You can read the full talk by Venerable Bhante Vimalaramsi here:
and you can learn more about this wonderful teacher here:


Enhanced by Zemanta

June 12, 2012

The Middle Way of Balance Between Concentration and Discernment


In practicing the Dhamma, if you don't foster a balance between concentration and discernment, you'll end up going wild in your thinking. If there's too much work at discernment, you'll go wild in your thinking. If there's too much concentration, it just stays still and undisturbed without coming to any knowledge either. So you have to keep them in balance.

Stillness has to be paired with discernment. Don't let there be too much of one or the other. Try to get them just right. That's when you'll be able to see things clearly all the way through. Otherwise, you'll stay as deluded as ever. You may want to gain discernment into too many things—and as a result, your thinking goes wild. The mind goes out of control. Some people keep wondering why discernment never arises in their practice, but when it does arise they really go off on a tangent. Their thinking goes wild, all out of bounds.

So when you practice, you have to observe in your meditation how you can make the mind still. Once it does grow still, it tends to get stuck there. Or it may grow empty, without any knowledge of anything—quiet, disengaged, at ease for a while, but without any discernment to accompany it. But if you can get discernment to accompany your concentration, that's when you'll really benefit. You'll see things all the way through and be able to let them go. If you're too heavy on the side of either discernment or stillness, you can't let go. The mind may come to know this or that, but it latches onto its knowledge. Then it know still other things and latches onto them too. Or else it simply stays perfectly quiet and latches onto that.

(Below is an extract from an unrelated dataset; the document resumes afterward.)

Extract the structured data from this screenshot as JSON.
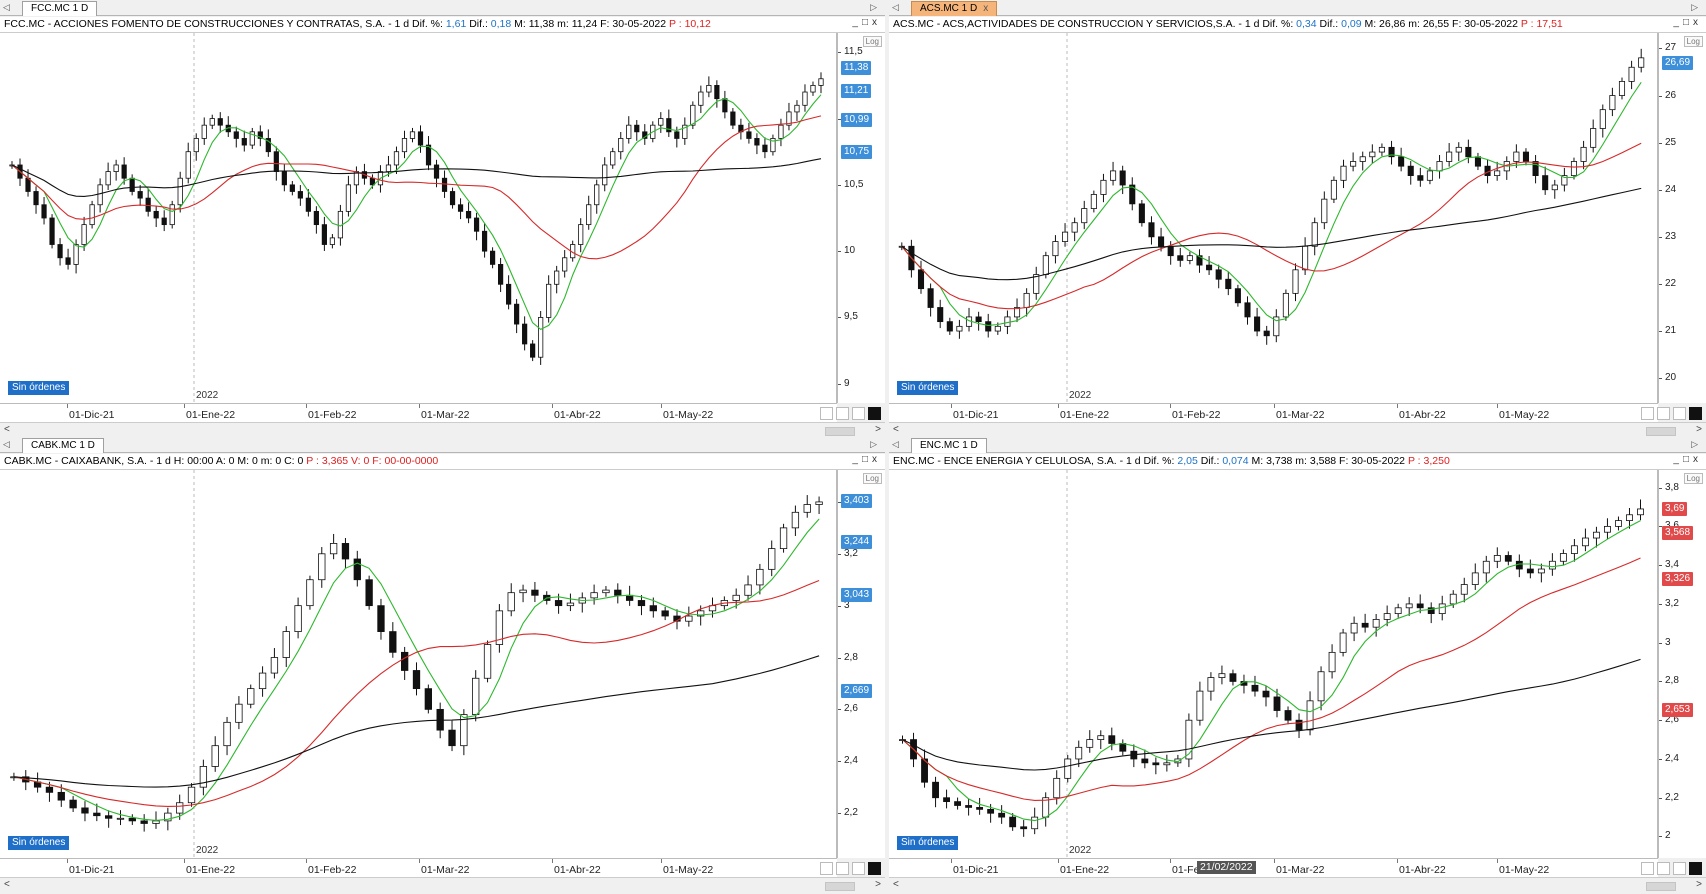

It's not easy to keep your practice on the Middle Way. If you don't use your powers of observation, it's especially hard. The mind will keep falling for things, sometimes right, sometimes wrong, because it doesn't observe what's going on. This isn't the path to letting go. It's a path that's stuck, caught up on things. If you don't know what it's stuck and caught up on, you'll remain foolish and deluded. So you have to make an effort at focused contemplation until you see clearly into inconstancy, stress, and not-self. This without a doubt is what will stop every moment of suffering and stress....

From READING THE MIND — Advice for Meditators

from the Talks of K. Khao-suan-luang (Upasika Kee Nanayon)
Translated from the Thai by Thanissaro Bhikkhu

Other Teachings by Upasika Kee Nanayon and highly recommended:

Pure and Simple: The Extraordinary Teachings of a Thai Buddhist Laywoman

An Unentangled Knowing


Enhanced by Zemanta

June 11, 2012

The Truth Beyond Emptiness and Dependent Origination

Madhyamika Teachings

By Nargarjuna And Gyalwa Götsangpa

Everything in it is merely inseparable appearance and emptiness the union of the two truths.

Analysis of verses from Shenpen Ösel — 
the clear light of the Buddha's teachings which benefits all beings

Those whose intelligence has gone beyond existence and nonexistence 
and who do not abide in any extremes 
have realized the meaning of dependent arising, 
the profound and unobservable truth of emptiness.


Transcending existence and non-existence / the inseparability of appearance and emptiness / the union of the two truths: when one really understands dependent origination, then one transcends all extremes, like existence and non-existence. Because, the true nature of everything, including the mind, is beyond the four extremes of existence / realism, non-existence / nihilism / idealism, dualism and monism.

It is inconceivable, beyond all description / conceptualization, beyond causality space and time, beyond all dualities, beyond all karma formation. It is even beyond the conventional truths of dependent origination and of emptiness, beyond this duality. It is called the union of the two truths, the inseparability of appearances and emptiness. It transcends all. -- the two truths, like dependent origination and emptiness, are not different, not the same.

Enhanced by Zemanta